Officials in Robertson County say they may never know the cause of Saturday's massive fire that swept across upwards of one thousand acres.
Their investigation continues, but with each passing day, more dollars are spent on this costly drought. For rural counties like Robertson, they are pennies they'd rather not pinch.
Saturday's fire near Blackjack came mere hours after County Judge Fred Elliott issued a disaster declaration for Robertson County. As many of the county's eight volunteer departments reacted to the flames fanned by fast winds, Judge Elliott's words written to Governor Perry proved powerful. He wrote that an effective response could be beyond their capability to recover without state or federal assistance.
"The amount that's going off, sometimes three or four at once, makes it pretty difficult," Elliott said.
For local officials, it's a balancing act. They can't devote all their fire resources to one burn. In fact, the now-infamous fire that destroyed hundreds of acres was one of two Robertson County authorities were working at once.
"If we have got a tremendous amount of fires here and there's a state declaration, hopefully we can recoup some of the costs we've spent," said Jerry Henry, the county's emergency management coordinator.
It's also a balancing act on the state level. Obviously, Robertson County isn't the only dry area, and it's not the only one asking for state and federal aid. They know the money is thin, but they also hope they get at least a small piece of the pie so their dry land doesn't become more burnt land.
"We are still limited," said Elliott, "not by equipment we've got, but the amount we're having to fight."
And that need for balance extends to their costs. While the equipment is adequate, it does break down. Fuel costs remain high. Balancing the checkbook is now the task Judge Elliott has charged officials with.
"He asked that we start putting together a report form so we can keep track of these things," said Henry. "We're in the process of doing that now."
But as the days pass, achieving balance becomes more and more difficult for rural counties teetering on the brink.

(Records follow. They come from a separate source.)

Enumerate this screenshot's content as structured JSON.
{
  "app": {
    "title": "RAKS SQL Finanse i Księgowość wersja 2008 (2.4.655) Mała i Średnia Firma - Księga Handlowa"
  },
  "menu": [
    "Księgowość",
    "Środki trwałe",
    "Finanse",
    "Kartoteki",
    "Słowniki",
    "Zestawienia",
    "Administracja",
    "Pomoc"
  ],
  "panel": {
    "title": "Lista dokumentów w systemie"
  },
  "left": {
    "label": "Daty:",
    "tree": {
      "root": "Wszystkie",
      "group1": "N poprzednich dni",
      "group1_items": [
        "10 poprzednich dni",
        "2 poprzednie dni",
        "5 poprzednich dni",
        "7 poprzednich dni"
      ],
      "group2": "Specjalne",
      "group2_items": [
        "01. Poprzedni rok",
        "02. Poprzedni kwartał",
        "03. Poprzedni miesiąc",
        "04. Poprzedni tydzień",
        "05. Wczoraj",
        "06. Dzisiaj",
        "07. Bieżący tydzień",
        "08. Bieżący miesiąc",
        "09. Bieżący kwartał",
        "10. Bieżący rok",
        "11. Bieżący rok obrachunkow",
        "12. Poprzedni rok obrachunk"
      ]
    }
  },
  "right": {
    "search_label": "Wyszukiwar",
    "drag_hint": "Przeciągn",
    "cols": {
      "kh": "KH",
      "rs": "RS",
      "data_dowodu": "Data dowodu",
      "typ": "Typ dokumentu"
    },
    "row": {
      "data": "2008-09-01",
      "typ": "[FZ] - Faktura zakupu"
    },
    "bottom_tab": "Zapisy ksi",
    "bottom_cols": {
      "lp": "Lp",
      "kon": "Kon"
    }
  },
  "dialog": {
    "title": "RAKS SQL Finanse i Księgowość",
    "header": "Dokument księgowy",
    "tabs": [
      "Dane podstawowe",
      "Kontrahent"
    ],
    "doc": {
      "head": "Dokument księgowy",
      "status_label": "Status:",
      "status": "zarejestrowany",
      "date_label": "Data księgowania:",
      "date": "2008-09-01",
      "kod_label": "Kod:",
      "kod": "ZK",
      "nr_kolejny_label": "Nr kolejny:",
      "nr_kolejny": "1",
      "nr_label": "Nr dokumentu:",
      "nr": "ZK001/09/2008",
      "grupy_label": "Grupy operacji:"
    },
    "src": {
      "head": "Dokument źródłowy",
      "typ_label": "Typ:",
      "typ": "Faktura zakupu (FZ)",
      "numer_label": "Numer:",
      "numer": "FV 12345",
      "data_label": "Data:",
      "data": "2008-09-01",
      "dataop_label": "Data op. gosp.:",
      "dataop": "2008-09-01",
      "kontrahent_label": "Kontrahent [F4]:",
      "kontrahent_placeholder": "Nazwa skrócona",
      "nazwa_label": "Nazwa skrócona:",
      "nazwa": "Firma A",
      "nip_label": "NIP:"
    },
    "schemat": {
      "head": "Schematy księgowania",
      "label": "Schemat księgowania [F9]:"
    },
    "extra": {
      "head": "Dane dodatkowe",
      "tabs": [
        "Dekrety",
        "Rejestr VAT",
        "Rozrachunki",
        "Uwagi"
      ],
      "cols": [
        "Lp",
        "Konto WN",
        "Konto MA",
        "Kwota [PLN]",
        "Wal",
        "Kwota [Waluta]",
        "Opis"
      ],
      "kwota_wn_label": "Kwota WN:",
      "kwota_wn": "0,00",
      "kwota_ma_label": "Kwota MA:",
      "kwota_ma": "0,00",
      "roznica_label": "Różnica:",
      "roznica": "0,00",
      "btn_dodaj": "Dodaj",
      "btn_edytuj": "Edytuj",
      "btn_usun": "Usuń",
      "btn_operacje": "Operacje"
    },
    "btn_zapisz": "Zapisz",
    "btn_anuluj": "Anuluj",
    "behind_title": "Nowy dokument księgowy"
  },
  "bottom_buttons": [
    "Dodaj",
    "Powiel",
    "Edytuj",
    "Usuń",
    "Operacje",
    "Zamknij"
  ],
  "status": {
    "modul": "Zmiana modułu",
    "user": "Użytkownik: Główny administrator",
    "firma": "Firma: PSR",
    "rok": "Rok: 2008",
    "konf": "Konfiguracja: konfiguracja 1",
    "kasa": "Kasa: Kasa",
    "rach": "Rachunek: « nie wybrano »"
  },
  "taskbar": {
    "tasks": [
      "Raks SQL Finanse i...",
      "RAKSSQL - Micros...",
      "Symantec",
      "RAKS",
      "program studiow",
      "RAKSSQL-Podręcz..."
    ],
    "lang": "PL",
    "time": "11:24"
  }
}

Robertson County authorities are also looking into the possibility of some area fires being arson. While they wouldn't elaborate on the exact details, officials say they have reasonable suspicions concerning the frequency and location of the fires.